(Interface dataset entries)
--- START ---

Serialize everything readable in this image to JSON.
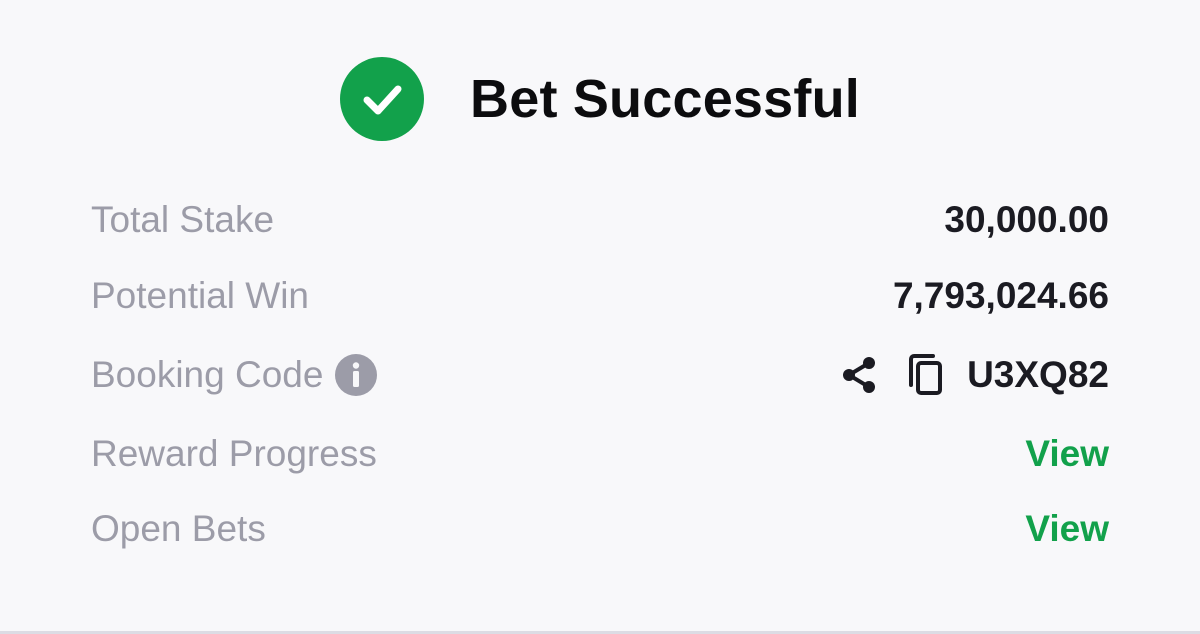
{
  "header": {
    "title": "Bet Successful",
    "icon": "check-circle-icon"
  },
  "colors": {
    "success": "#12a14b",
    "label": "#9c9ca8",
    "value": "#1b1b22",
    "link": "#12a14b",
    "background": "#f8f8fa"
  },
  "summary": {
    "total_stake": {
      "label": "Total Stake",
      "value": "30,000.00"
    },
    "potential_win": {
      "label": "Potential Win",
      "value": "7,793,024.66"
    },
    "booking_code": {
      "label": "Booking Code",
      "value": "U3XQ82",
      "icons": [
        "info-icon",
        "share-icon",
        "copy-icon"
      ]
    },
    "reward_progress": {
      "label": "Reward Progress",
      "value": "View"
    },
    "open_bets": {
      "label": "Open Bets",
      "value": "View"
    }
  }
}
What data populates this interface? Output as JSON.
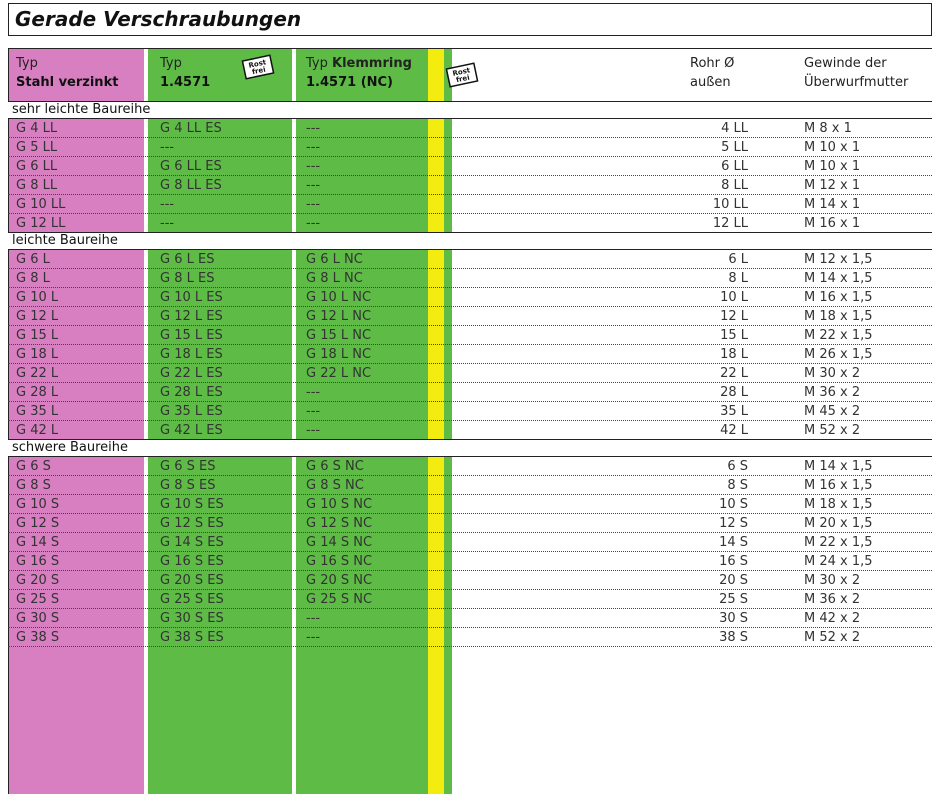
{
  "title": "Gerade Verschraubungen",
  "header": {
    "col1_line1": "Typ",
    "col1_line2": "Stahl verzinkt",
    "col2_line1": "Typ",
    "col2_line2": "1.4571",
    "col3_prefix": "Typ",
    "col3_bold": "Klemmring",
    "col3_line2": "1.4571 (NC)",
    "rohr_line1": "Rohr Ø",
    "rohr_line2": "außen",
    "gew_line1": "Gewinde der",
    "gew_line2": "Überwurfmutter",
    "badge_text1": "Rost",
    "badge_text2": "frei"
  },
  "colors": {
    "pink": "#d77fc0",
    "green": "#5ebc46",
    "yellow": "#f2ec0f"
  },
  "sections": [
    {
      "label": "sehr leichte Baureihe",
      "rows": [
        {
          "typ": "G 4 LL",
          "es": "G 4 LL ES",
          "nc": "---",
          "rohr": "4 LL",
          "gew": "M 8 x 1"
        },
        {
          "typ": "G 5 LL",
          "es": "---",
          "nc": "---",
          "rohr": "5 LL",
          "gew": "M 10 x 1"
        },
        {
          "typ": "G 6 LL",
          "es": "G 6 LL ES",
          "nc": "---",
          "rohr": "6 LL",
          "gew": "M 10 x 1"
        },
        {
          "typ": "G 8 LL",
          "es": "G 8 LL ES",
          "nc": "---",
          "rohr": "8 LL",
          "gew": "M 12 x 1"
        },
        {
          "typ": "G 10 LL",
          "es": "---",
          "nc": "---",
          "rohr": "10 LL",
          "gew": "M 14 x 1"
        },
        {
          "typ": "G 12 LL",
          "es": "---",
          "nc": "---",
          "rohr": "12 LL",
          "gew": "M 16 x 1"
        }
      ]
    },
    {
      "label": "leichte Baureihe",
      "rows": [
        {
          "typ": "G 6 L",
          "es": "G 6 L ES",
          "nc": "G 6 L NC",
          "rohr": "6 L",
          "gew": "M 12 x 1,5"
        },
        {
          "typ": "G 8 L",
          "es": "G 8 L ES",
          "nc": "G 8 L NC",
          "rohr": "8 L",
          "gew": "M 14 x 1,5"
        },
        {
          "typ": "G 10 L",
          "es": "G 10 L ES",
          "nc": "G 10 L NC",
          "rohr": "10 L",
          "gew": "M 16 x 1,5"
        },
        {
          "typ": "G 12 L",
          "es": "G 12 L ES",
          "nc": "G 12 L NC",
          "rohr": "12 L",
          "gew": "M 18 x 1,5"
        },
        {
          "typ": "G 15 L",
          "es": "G 15 L ES",
          "nc": "G 15 L NC",
          "rohr": "15 L",
          "gew": "M 22 x 1,5"
        },
        {
          "typ": "G 18 L",
          "es": "G 18 L ES",
          "nc": "G 18 L NC",
          "rohr": "18 L",
          "gew": "M 26 x 1,5"
        },
        {
          "typ": "G 22 L",
          "es": "G 22 L ES",
          "nc": "G 22 L NC",
          "rohr": "22 L",
          "gew": "M 30 x 2"
        },
        {
          "typ": "G 28 L",
          "es": "G 28 L ES",
          "nc": "---",
          "rohr": "28 L",
          "gew": "M 36 x 2"
        },
        {
          "typ": "G 35 L",
          "es": "G 35 L ES",
          "nc": "---",
          "rohr": "35 L",
          "gew": "M 45 x 2"
        },
        {
          "typ": "G 42 L",
          "es": "G 42 L ES",
          "nc": "---",
          "rohr": "42 L",
          "gew": "M 52 x 2"
        }
      ]
    },
    {
      "label": "schwere Baureihe",
      "rows": [
        {
          "typ": "G 6 S",
          "es": "G 6 S ES",
          "nc": "G 6 S NC",
          "rohr": "6 S",
          "gew": "M 14 x 1,5"
        },
        {
          "typ": "G 8 S",
          "es": "G 8 S ES",
          "nc": "G 8 S NC",
          "rohr": "8 S",
          "gew": "M 16 x 1,5"
        },
        {
          "typ": "G 10 S",
          "es": "G 10 S ES",
          "nc": "G 10 S NC",
          "rohr": "10 S",
          "gew": "M 18 x 1,5"
        },
        {
          "typ": "G 12 S",
          "es": "G 12 S ES",
          "nc": "G 12 S NC",
          "rohr": "12 S",
          "gew": "M 20 x 1,5"
        },
        {
          "typ": "G 14 S",
          "es": "G 14 S ES",
          "nc": "G 14 S NC",
          "rohr": "14 S",
          "gew": "M 22 x 1,5"
        },
        {
          "typ": "G 16 S",
          "es": "G 16 S ES",
          "nc": "G 16 S NC",
          "rohr": "16 S",
          "gew": "M 24 x 1,5"
        },
        {
          "typ": "G 20 S",
          "es": "G 20 S ES",
          "nc": "G 20 S NC",
          "rohr": "20 S",
          "gew": "M 30 x 2"
        },
        {
          "typ": "G 25 S",
          "es": "G 25 S ES",
          "nc": "G 25 S NC",
          "rohr": "25 S",
          "gew": "M 36 x 2"
        },
        {
          "typ": "G 30 S",
          "es": "G 30 S ES",
          "nc": "---",
          "rohr": "30 S",
          "gew": "M 42 x 2"
        },
        {
          "typ": "G 38 S",
          "es": "G 38 S ES",
          "nc": "---",
          "rohr": "38 S",
          "gew": "M 52 x 2"
        }
      ]
    }
  ]
}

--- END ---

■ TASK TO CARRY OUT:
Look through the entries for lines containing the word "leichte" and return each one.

■ ANSWER BELOW:
      "label": "sehr leichte Baureihe",
      "label": "leichte Baureihe",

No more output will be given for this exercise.